Excerpts from an interface dataset:
=== Section Start ===

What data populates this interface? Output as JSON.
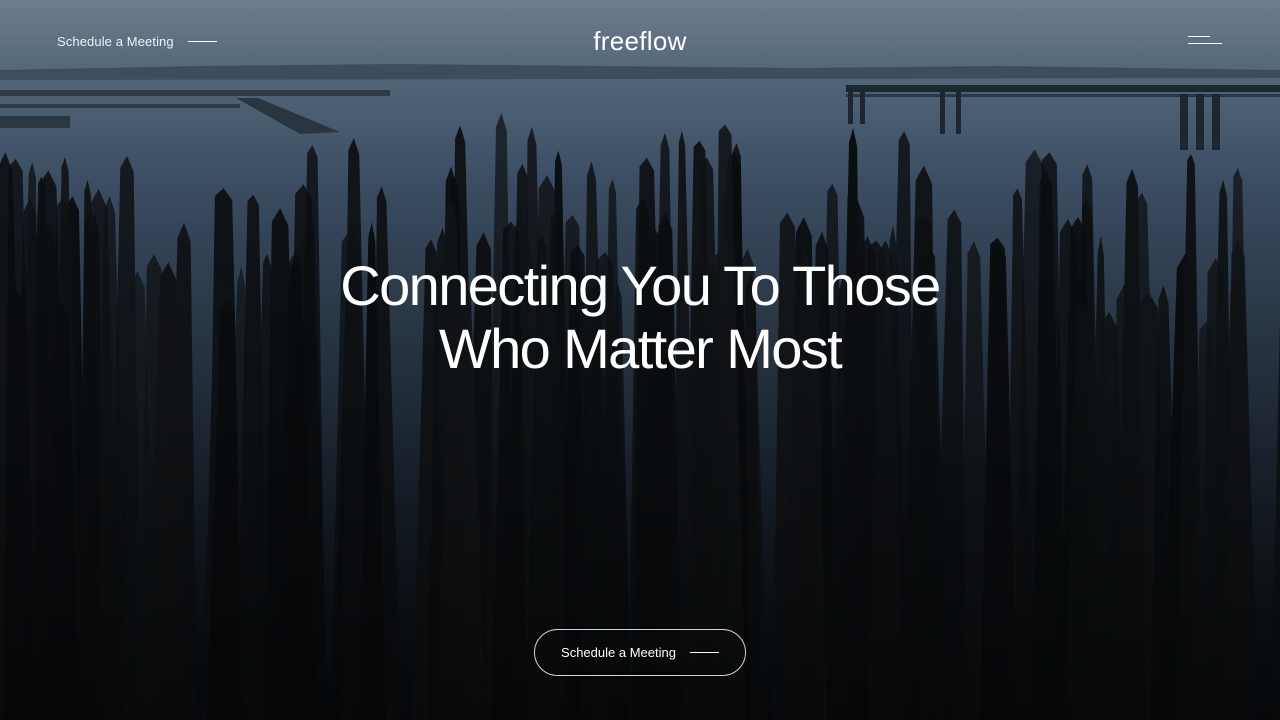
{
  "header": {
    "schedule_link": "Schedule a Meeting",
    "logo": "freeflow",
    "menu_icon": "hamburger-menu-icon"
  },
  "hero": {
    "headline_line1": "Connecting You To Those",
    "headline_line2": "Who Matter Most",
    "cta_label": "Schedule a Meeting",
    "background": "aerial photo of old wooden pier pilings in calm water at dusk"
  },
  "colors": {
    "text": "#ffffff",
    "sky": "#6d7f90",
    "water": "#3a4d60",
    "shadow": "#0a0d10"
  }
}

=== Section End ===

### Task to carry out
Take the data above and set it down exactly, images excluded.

### Solution below
What data populates this interface? Output as JSON.
{
  "header": {
    "schedule_link": "Schedule a Meeting",
    "logo": "freeflow",
    "menu_icon": "hamburger-menu-icon"
  },
  "hero": {
    "headline_line1": "Connecting You To Those",
    "headline_line2": "Who Matter Most",
    "cta_label": "Schedule a Meeting",
    "background": "aerial photo of old wooden pier pilings in calm water at dusk"
  },
  "colors": {
    "text": "#ffffff",
    "sky": "#6d7f90",
    "water": "#3a4d60",
    "shadow": "#0a0d10"
  }
}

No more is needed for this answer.